And in a couple of months – or possibly sooner – Hiep plans to offer Charlottetown coffee drinkers something new by opening up ALAMBÉ - a Vietnamese café at 119 Kent Street in Charlottetown.
The space previously occupied by MacAulay's Bakery next to the Humble Barber.
"There, I'll love to share with the consumer a new style of coffee," said Hiep, who moved to the Island from Saigon in August with his wife Minh and their daughters Tam, 18, and Thy, 12, and son Thach, 15.
Besides the opportunity to open up a coffee shop, Hiep has also enjoyed daily life in Charlottetown. In particuar, he's noticed how friendly and helpful people are, and how they tend to say 'hello' as they pass by on the street.
Following Brazil, Vietnam is the second largest producer of coffee in the world. The plan for the Charlottetown café is to offer customers coffee made from Robusta beans, which are native to Vietnam, Arabica beans, or different blends of the two. Compared to Arabica coffee, Robusta is stronger and less acidic, he said.
The new café will have seating for customers, and Hiep is already talking to local suppliers to offer customers with pastry or muffins to have with their coffee.
"I realized that those go very nice with coffee. When you have muffins and donuts, and with a little bit of strong coffee, it makes people feeling very strong and active right away," he said.
He is planning to hire four to six people, including a full-time and part-time barista.
Hiep is an experienced coffee roaster, and is the founder and owner of the ALAMBÉ: Finest Vietnamese Coffee roasting and supply business in Vietnam. Two coffee roasters at that business will be responsible for supplying the Charlottetown café, including having different types of his ALAMBÉ coffee brand for sale to locals and tourists.
Some of the keys to roasting coffee beans include the quality, origin and size of the beans, and adjusting the temperature and air flow to give the desired strength and flavour. Also, because of the weather, coffee roasting in Vietnam can be a bit tricky, Hiep said.
"In Saigon, we have only two seasons - the rainy season and the sunny season. And, in the rainy season, the (humitity) is very high, we have to roast different.
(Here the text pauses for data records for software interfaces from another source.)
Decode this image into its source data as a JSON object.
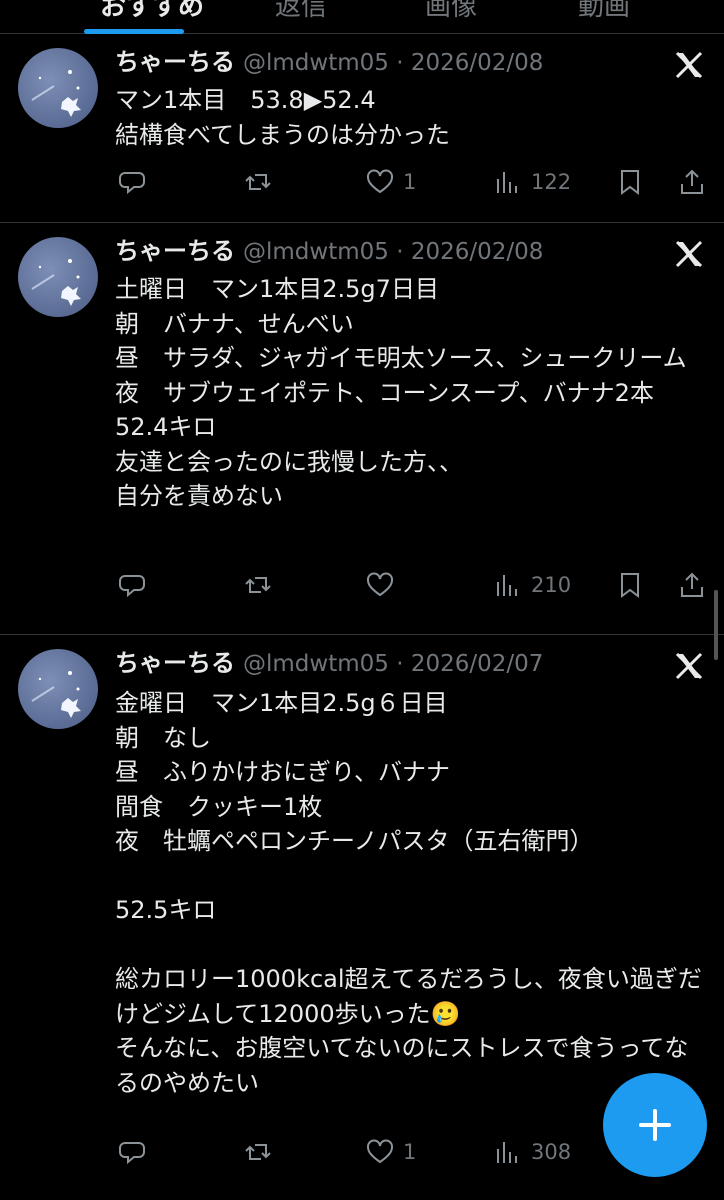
{
  "tabs": [
    {
      "label": "おすすめ",
      "active": true
    },
    {
      "label": "返信",
      "active": false
    },
    {
      "label": "画像",
      "active": false
    },
    {
      "label": "動画",
      "active": false
    }
  ],
  "posts": [
    {
      "name": "ちゃーちる",
      "meta": "@lmdwtm05 · 2026/02/08",
      "text": "マン1本目　53.8▶52.4\n結構食べてしまうのは分かった",
      "reply_count": "",
      "repost_count": "",
      "like_count": "1",
      "view_count": "122"
    },
    {
      "name": "ちゃーちる",
      "meta": "@lmdwtm05 · 2026/02/08",
      "text": "土曜日　マン1本目2.5g7日目\n朝　バナナ、せんべい\n昼　サラダ、ジャガイモ明太ソース、シュークリーム\n夜　サブウェイポテト、コーンスープ、バナナ2本\n52.4キロ\n友達と会ったのに我慢した方、、\n自分を責めない",
      "reply_count": "",
      "repost_count": "",
      "like_count": "",
      "view_count": "210"
    },
    {
      "name": "ちゃーちる",
      "meta": "@lmdwtm05 · 2026/02/07",
      "text": "金曜日　マン1本目2.5g６日目\n朝　なし\n昼　ふりかけおにぎり、バナナ\n間食　クッキー1枚\n夜　牡蠣ペペロンチーノパスタ（五右衛門）\n\n52.5キロ\n\n総カロリー1000kcal超えてるだろうし、夜食い過ぎだけどジムして12000歩いった🥲\nそんなに、お腹空いてないのにストレスで食うってなるのやめたい",
      "reply_count": "",
      "repost_count": "",
      "like_count": "1",
      "view_count": "308"
    }
  ],
  "icons": {
    "reply": "reply-icon",
    "repost": "repost-icon",
    "like": "like-icon",
    "views": "views-icon",
    "bookmark": "bookmark-icon",
    "share": "share-icon",
    "x_logo": "x-logo-icon",
    "compose": "compose-plus-icon"
  },
  "colors": {
    "background": "#000000",
    "text": "#e7e9ea",
    "secondary": "#71767b",
    "accent": "#1d9bf0"
  }
}
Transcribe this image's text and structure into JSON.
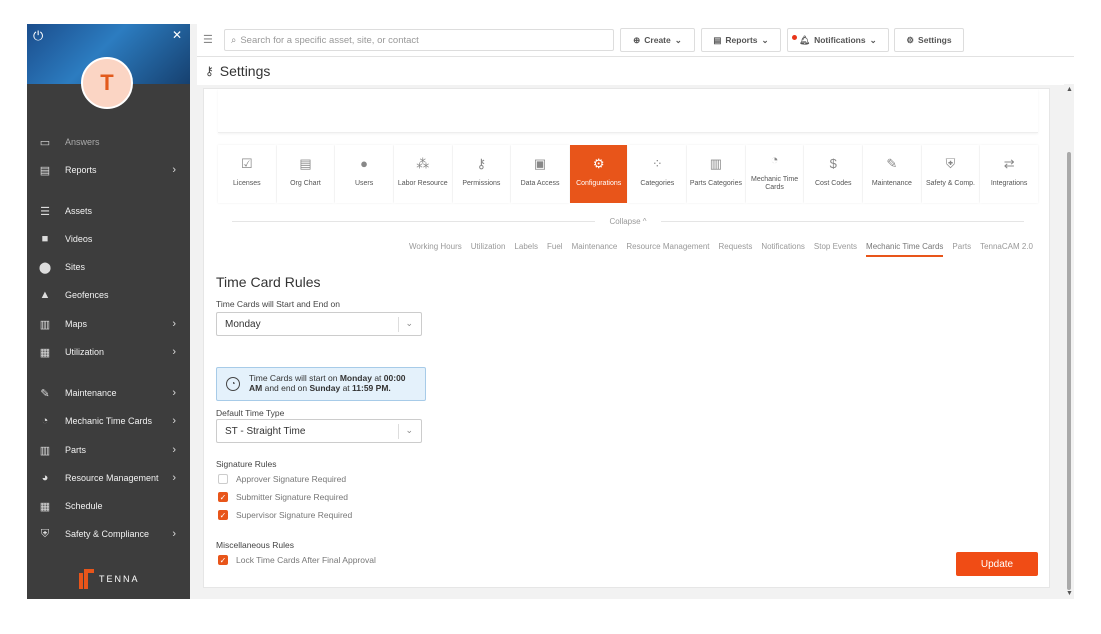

And in the sunny season, the (humitity) is quite low, then we have to roast different. Just one, two degrees (Celcius) different. But if we don't adjust accordingly, we're going to have trouble in the quality."